Records: Begin
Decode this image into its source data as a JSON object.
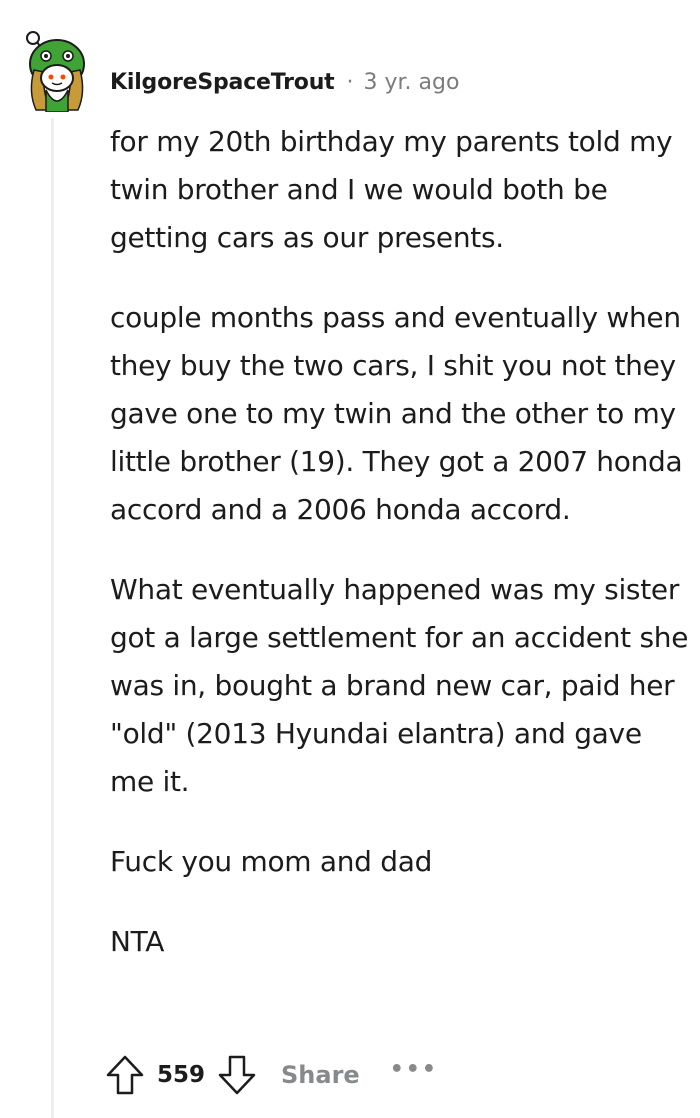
{
  "comment": {
    "username": "KilgoreSpaceTrout",
    "separator": "·",
    "timestamp": "3 yr. ago",
    "avatar_icon": "snoo-avatar-icon",
    "paragraphs": [
      "for my 20th birthday my parents told my twin brother and I we would both be getting cars as our presents.",
      "couple months pass and eventually when they buy the two cars, I shit you not they gave one to my twin and the other to my little brother (19). They got a 2007 honda accord and a 2006 honda accord.",
      "What eventually happened was my sister got a large settlement for an accident she was in, bought a brand new car, paid her \"old\" (2013 Hyundai elantra) and gave me it.",
      "Fuck you mom and dad",
      "NTA"
    ],
    "score": "559",
    "share_label": "Share",
    "more_label": "•••",
    "icons": {
      "upvote": "upvote-arrow-icon",
      "downvote": "downvote-arrow-icon"
    },
    "colors": {
      "text": "#1c1c1c",
      "meta": "#7c7c7c",
      "action": "#878a8c",
      "thread_line": "#edeff1"
    }
  }
}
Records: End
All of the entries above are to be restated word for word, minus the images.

Decode this image into its source data as a JSON object.
{
  "comment": {
    "username": "KilgoreSpaceTrout",
    "separator": "·",
    "timestamp": "3 yr. ago",
    "avatar_icon": "snoo-avatar-icon",
    "paragraphs": [
      "for my 20th birthday my parents told my twin brother and I we would both be getting cars as our presents.",
      "couple months pass and eventually when they buy the two cars, I shit you not they gave one to my twin and the other to my little brother (19). They got a 2007 honda accord and a 2006 honda accord.",
      "What eventually happened was my sister got a large settlement for an accident she was in, bought a brand new car, paid her \"old\" (2013 Hyundai elantra) and gave me it.",
      "Fuck you mom and dad",
      "NTA"
    ],
    "score": "559",
    "share_label": "Share",
    "more_label": "•••",
    "icons": {
      "upvote": "upvote-arrow-icon",
      "downvote": "downvote-arrow-icon"
    },
    "colors": {
      "text": "#1c1c1c",
      "meta": "#7c7c7c",
      "action": "#878a8c",
      "thread_line": "#edeff1"
    }
  }
}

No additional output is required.